# TASK PROMPT
The records that follow should be retyped word for word.

[Items from a dataset]
==============================

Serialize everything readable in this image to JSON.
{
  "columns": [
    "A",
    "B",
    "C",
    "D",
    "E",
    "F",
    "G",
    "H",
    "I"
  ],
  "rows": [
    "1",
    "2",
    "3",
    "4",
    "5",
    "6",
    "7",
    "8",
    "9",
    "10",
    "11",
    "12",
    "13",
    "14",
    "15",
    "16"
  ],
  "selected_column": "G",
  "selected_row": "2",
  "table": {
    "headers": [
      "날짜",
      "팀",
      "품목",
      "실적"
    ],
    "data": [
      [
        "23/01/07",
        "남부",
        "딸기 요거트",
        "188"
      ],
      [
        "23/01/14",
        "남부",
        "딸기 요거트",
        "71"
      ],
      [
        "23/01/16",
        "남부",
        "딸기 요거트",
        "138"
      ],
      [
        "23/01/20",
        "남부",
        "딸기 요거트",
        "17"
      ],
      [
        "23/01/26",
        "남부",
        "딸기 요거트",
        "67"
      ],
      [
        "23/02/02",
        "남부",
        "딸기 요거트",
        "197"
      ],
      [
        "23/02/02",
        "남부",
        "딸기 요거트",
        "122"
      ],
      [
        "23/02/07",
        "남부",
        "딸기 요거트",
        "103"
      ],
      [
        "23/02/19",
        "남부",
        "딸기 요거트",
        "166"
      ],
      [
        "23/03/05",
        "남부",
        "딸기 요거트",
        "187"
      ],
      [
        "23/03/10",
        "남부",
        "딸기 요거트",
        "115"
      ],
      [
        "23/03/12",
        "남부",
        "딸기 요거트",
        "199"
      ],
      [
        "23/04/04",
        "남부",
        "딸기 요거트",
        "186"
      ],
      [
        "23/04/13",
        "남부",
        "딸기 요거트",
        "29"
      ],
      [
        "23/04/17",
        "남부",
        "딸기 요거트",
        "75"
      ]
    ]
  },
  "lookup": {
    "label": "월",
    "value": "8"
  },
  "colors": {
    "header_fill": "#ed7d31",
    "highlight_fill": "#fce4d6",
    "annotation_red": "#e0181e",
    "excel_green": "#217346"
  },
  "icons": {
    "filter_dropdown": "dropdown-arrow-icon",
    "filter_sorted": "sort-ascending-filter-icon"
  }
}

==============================

# SOLVED EXERCISE
Serialize everything readable in this image to JSON.
{
  "columns": [
    "A",
    "B",
    "C",
    "D",
    "E",
    "F",
    "G",
    "H",
    "I"
  ],
  "rows": [
    "1",
    "2",
    "3",
    "4",
    "5",
    "6",
    "7",
    "8",
    "9",
    "10",
    "11",
    "12",
    "13",
    "14",
    "15",
    "16"
  ],
  "selected_column": "G",
  "selected_row": "2",
  "table": {
    "headers": [
      "날짜",
      "팀",
      "품목",
      "실적"
    ],
    "data": [
      [
        "23/01/07",
        "남부",
        "딸기 요거트",
        "188"
      ],
      [
        "23/01/14",
        "남부",
        "딸기 요거트",
        "71"
      ],
      [
        "23/01/16",
        "남부",
        "딸기 요거트",
        "138"
      ],
      [
        "23/01/20",
        "남부",
        "딸기 요거트",
        "17"
      ],
      [
        "23/01/26",
        "남부",
        "딸기 요거트",
        "67"
      ],
      [
        "23/02/02",
        "남부",
        "딸기 요거트",
        "197"
      ],
      [
        "23/02/02",
        "남부",
        "딸기 요거트",
        "122"
      ],
      [
        "23/02/07",
        "남부",
        "딸기 요거트",
        "103"
      ],
      [
        "23/02/19",
        "남부",
        "딸기 요거트",
        "166"
      ],
      [
        "23/03/05",
        "남부",
        "딸기 요거트",
        "187"
      ],
      [
        "23/03/10",
        "남부",
        "딸기 요거트",
        "115"
      ],
      [
        "23/03/12",
        "남부",
        "딸기 요거트",
        "199"
      ],
      [
        "23/04/04",
        "남부",
        "딸기 요거트",
        "186"
      ],
      [
        "23/04/13",
        "남부",
        "딸기 요거트",
        "29"
      ],
      [
        "23/04/17",
        "남부",
        "딸기 요거트",
        "75"
      ]
    ]
  },
  "lookup": {
    "label": "월",
    "value": "8"
  },
  "colors": {
    "header_fill": "#ed7d31",
    "highlight_fill": "#fce4d6",
    "annotation_red": "#e0181e",
    "excel_green": "#217346"
  },
  "icons": {
    "filter_dropdown": "dropdown-arrow-icon",
    "filter_sorted": "sort-ascending-filter-icon"
  }
}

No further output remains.